Dataset rows for apps and sites →
*** Block opens ***

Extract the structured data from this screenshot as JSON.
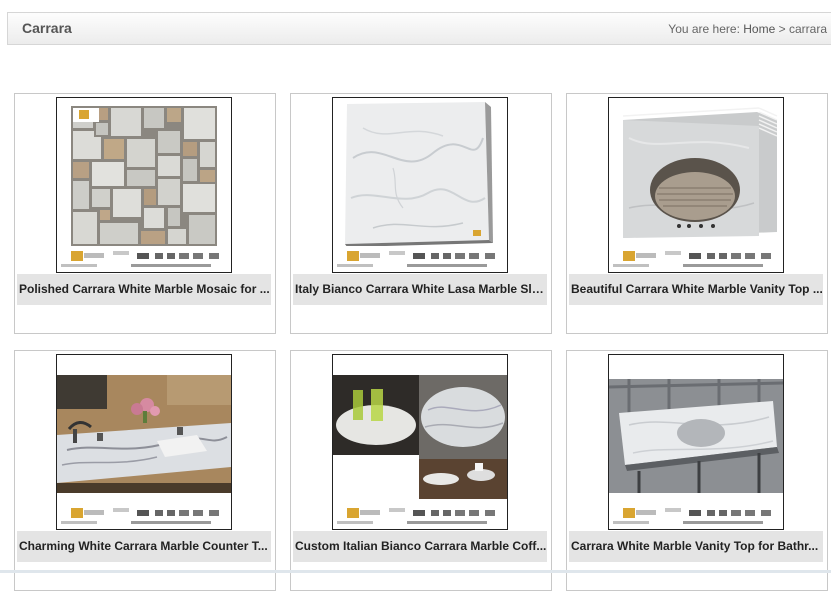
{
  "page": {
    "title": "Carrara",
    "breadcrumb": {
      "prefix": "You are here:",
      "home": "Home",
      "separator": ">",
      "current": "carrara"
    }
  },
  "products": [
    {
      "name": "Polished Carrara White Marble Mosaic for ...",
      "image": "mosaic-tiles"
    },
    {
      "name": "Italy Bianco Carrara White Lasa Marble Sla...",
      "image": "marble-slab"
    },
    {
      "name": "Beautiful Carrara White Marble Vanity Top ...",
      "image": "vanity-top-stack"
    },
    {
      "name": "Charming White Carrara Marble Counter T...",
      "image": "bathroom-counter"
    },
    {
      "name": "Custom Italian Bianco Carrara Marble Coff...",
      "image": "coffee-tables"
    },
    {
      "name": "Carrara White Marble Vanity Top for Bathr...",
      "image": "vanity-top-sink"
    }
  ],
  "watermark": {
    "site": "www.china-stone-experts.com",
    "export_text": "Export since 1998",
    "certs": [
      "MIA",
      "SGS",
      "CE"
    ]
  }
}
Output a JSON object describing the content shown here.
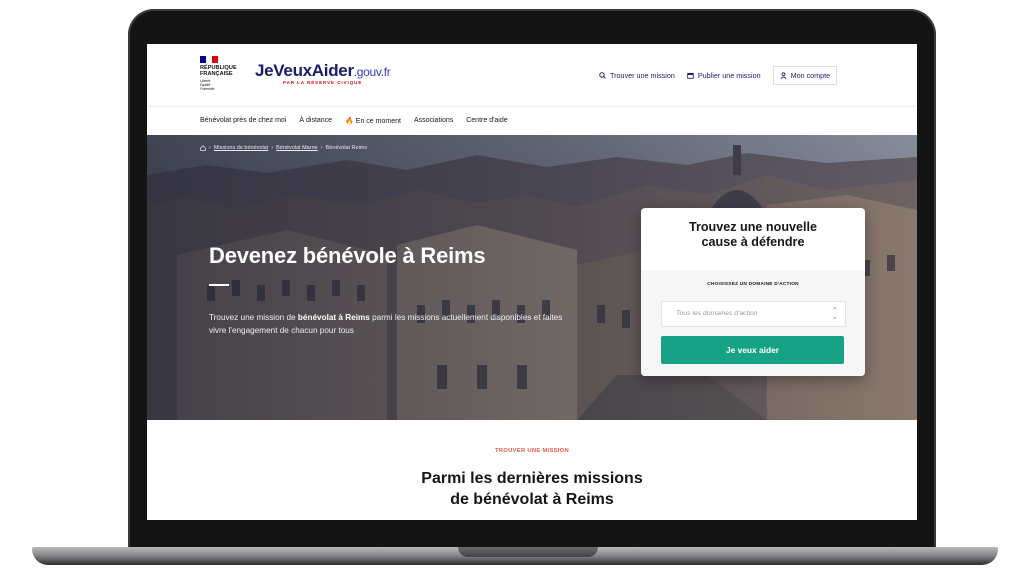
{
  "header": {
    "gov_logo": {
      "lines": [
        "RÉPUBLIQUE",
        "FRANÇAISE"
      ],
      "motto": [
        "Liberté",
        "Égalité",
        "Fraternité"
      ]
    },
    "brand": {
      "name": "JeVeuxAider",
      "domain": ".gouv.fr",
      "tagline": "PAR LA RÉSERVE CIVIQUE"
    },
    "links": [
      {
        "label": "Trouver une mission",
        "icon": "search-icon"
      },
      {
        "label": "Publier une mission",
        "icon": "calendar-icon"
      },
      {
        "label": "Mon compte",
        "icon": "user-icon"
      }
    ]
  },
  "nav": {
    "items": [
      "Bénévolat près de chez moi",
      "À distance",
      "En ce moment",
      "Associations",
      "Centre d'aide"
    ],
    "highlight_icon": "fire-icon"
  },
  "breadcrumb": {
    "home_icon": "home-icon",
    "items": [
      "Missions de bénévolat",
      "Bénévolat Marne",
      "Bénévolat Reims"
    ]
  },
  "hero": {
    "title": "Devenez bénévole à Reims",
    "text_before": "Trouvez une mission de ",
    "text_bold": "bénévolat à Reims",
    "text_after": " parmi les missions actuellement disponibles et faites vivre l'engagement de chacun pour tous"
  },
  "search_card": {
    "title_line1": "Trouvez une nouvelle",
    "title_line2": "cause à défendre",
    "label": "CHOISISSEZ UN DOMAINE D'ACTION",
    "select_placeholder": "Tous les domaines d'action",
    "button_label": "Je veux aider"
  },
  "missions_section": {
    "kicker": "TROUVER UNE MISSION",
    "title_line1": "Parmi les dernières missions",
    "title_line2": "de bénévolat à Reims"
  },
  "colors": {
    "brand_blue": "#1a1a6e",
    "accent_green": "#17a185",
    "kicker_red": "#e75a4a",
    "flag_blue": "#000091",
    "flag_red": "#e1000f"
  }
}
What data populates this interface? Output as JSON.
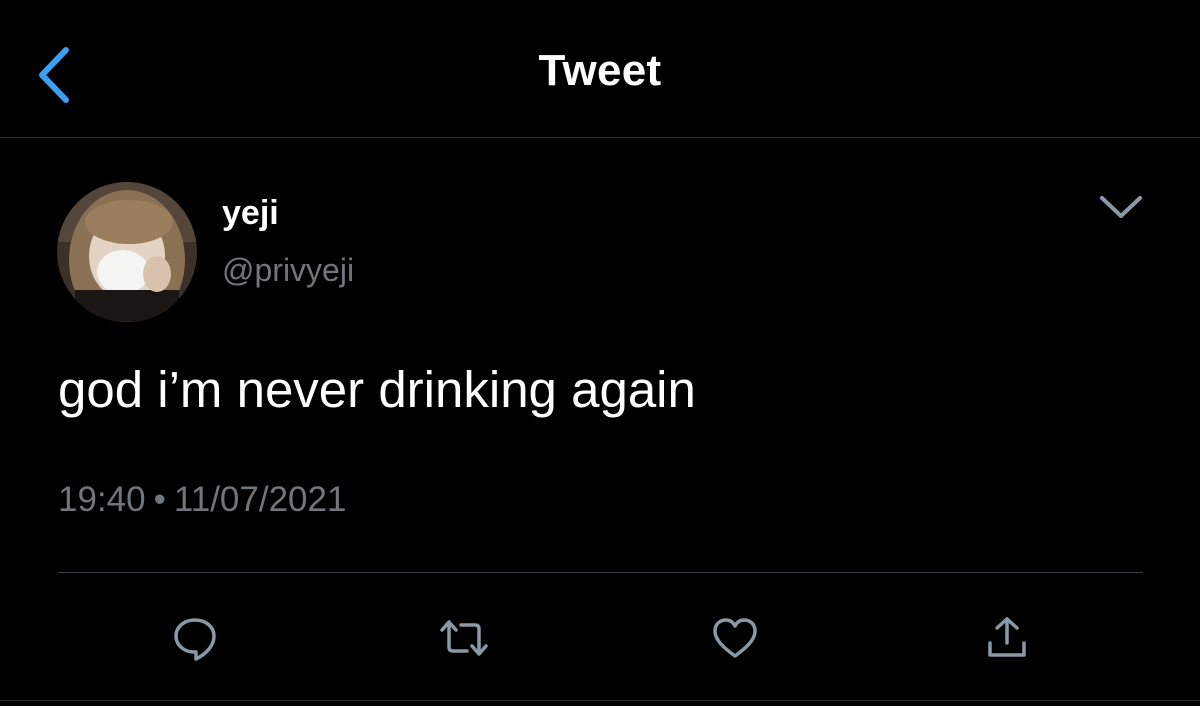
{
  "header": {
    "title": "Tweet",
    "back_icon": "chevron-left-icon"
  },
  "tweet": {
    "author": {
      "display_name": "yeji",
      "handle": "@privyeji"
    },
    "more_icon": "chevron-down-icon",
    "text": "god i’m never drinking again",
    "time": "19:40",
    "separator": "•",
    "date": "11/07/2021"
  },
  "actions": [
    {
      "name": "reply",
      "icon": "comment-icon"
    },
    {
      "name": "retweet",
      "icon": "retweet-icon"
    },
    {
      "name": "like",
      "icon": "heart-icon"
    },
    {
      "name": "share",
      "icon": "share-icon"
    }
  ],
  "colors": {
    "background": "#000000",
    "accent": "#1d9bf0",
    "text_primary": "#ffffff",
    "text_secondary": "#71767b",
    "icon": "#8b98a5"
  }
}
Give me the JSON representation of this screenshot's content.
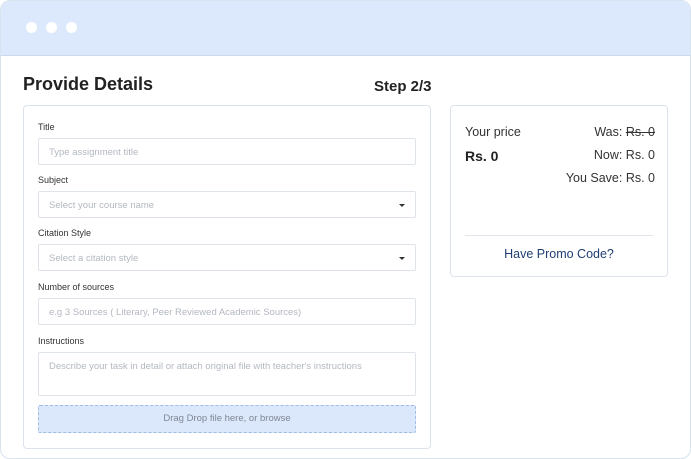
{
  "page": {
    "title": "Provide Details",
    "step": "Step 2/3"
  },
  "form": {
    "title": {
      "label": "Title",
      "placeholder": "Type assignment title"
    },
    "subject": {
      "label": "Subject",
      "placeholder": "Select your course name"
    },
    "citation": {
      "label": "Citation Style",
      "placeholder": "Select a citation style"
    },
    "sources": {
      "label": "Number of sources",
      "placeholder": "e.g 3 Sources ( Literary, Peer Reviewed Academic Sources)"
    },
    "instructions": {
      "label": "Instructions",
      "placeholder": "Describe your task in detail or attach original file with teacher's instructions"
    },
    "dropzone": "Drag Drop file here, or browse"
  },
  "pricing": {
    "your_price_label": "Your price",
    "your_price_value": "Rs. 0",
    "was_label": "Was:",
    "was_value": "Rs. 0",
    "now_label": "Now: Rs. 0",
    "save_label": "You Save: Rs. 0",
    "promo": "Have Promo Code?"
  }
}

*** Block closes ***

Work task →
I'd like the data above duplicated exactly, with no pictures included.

Output →
Extract the structured data from this screenshot as JSON.
{
  "page": {
    "title": "Carrara",
    "breadcrumb": {
      "prefix": "You are here:",
      "home": "Home",
      "separator": ">",
      "current": "carrara"
    }
  },
  "products": [
    {
      "name": "Polished Carrara White Marble Mosaic for ...",
      "image": "mosaic-tiles"
    },
    {
      "name": "Italy Bianco Carrara White Lasa Marble Sla...",
      "image": "marble-slab"
    },
    {
      "name": "Beautiful Carrara White Marble Vanity Top ...",
      "image": "vanity-top-stack"
    },
    {
      "name": "Charming White Carrara Marble Counter T...",
      "image": "bathroom-counter"
    },
    {
      "name": "Custom Italian Bianco Carrara Marble Coff...",
      "image": "coffee-tables"
    },
    {
      "name": "Carrara White Marble Vanity Top for Bathr...",
      "image": "vanity-top-sink"
    }
  ],
  "watermark": {
    "site": "www.china-stone-experts.com",
    "export_text": "Export since 1998",
    "certs": [
      "MIA",
      "SGS",
      "CE"
    ]
  }
}
Output a JSON object describing the content shown here.
{
  "header": {
    "gov_logo": {
      "lines": [
        "RÉPUBLIQUE",
        "FRANÇAISE"
      ],
      "motto": [
        "Liberté",
        "Égalité",
        "Fraternité"
      ]
    },
    "brand": {
      "name": "JeVeuxAider",
      "domain": ".gouv.fr",
      "tagline": "PAR LA RÉSERVE CIVIQUE"
    },
    "links": [
      {
        "label": "Trouver une mission",
        "icon": "search-icon"
      },
      {
        "label": "Publier une mission",
        "icon": "calendar-icon"
      },
      {
        "label": "Mon compte",
        "icon": "user-icon"
      }
    ]
  },
  "nav": {
    "items": [
      "Bénévolat près de chez moi",
      "À distance",
      "En ce moment",
      "Associations",
      "Centre d'aide"
    ],
    "highlight_icon": "fire-icon"
  },
  "breadcrumb": {
    "home_icon": "home-icon",
    "items": [
      "Missions de bénévolat",
      "Bénévolat Marne",
      "Bénévolat Reims"
    ]
  },
  "hero": {
    "title": "Devenez bénévole à Reims",
    "text_before": "Trouvez une mission de ",
    "text_bold": "bénévolat à Reims",
    "text_after": " parmi les missions actuellement disponibles et faites vivre l'engagement de chacun pour tous"
  },
  "search_card": {
    "title_line1": "Trouvez une nouvelle",
    "title_line2": "cause à défendre",
    "label": "CHOISISSEZ UN DOMAINE D'ACTION",
    "select_placeholder": "Tous les domaines d'action",
    "button_label": "Je veux aider"
  },
  "missions_section": {
    "kicker": "TROUVER UNE MISSION",
    "title_line1": "Parmi les dernières missions",
    "title_line2": "de bénévolat à Reims"
  },
  "colors": {
    "brand_blue": "#1a1a6e",
    "accent_green": "#17a185",
    "kicker_red": "#e75a4a",
    "flag_blue": "#000091",
    "flag_red": "#e1000f"
  }
}
What data populates this interface? Output as JSON.
{
  "header": {
    "title": "Tweet",
    "back_icon": "chevron-left-icon"
  },
  "tweet": {
    "author": {
      "display_name": "yeji",
      "handle": "@privyeji"
    },
    "more_icon": "chevron-down-icon",
    "text": "god i’m never drinking again",
    "time": "19:40",
    "separator": "•",
    "date": "11/07/2021"
  },
  "actions": [
    {
      "name": "reply",
      "icon": "comment-icon"
    },
    {
      "name": "retweet",
      "icon": "retweet-icon"
    },
    {
      "name": "like",
      "icon": "heart-icon"
    },
    {
      "name": "share",
      "icon": "share-icon"
    }
  ],
  "colors": {
    "background": "#000000",
    "accent": "#1d9bf0",
    "text_primary": "#ffffff",
    "text_secondary": "#71767b",
    "icon": "#8b98a5"
  }
}
Give me the JSON representation of this screenshot's content.
{
  "page": {
    "title": "Provide Details",
    "step": "Step 2/3"
  },
  "form": {
    "title": {
      "label": "Title",
      "placeholder": "Type assignment title"
    },
    "subject": {
      "label": "Subject",
      "placeholder": "Select your course name"
    },
    "citation": {
      "label": "Citation Style",
      "placeholder": "Select a citation style"
    },
    "sources": {
      "label": "Number of sources",
      "placeholder": "e.g 3 Sources ( Literary, Peer Reviewed Academic Sources)"
    },
    "instructions": {
      "label": "Instructions",
      "placeholder": "Describe your task in detail or attach original file with teacher's instructions"
    },
    "dropzone": "Drag Drop file here, or browse"
  },
  "pricing": {
    "your_price_label": "Your price",
    "your_price_value": "Rs. 0",
    "was_label": "Was:",
    "was_value": "Rs. 0",
    "now_label": "Now: Rs. 0",
    "save_label": "You Save: Rs. 0",
    "promo": "Have Promo Code?"
  }
}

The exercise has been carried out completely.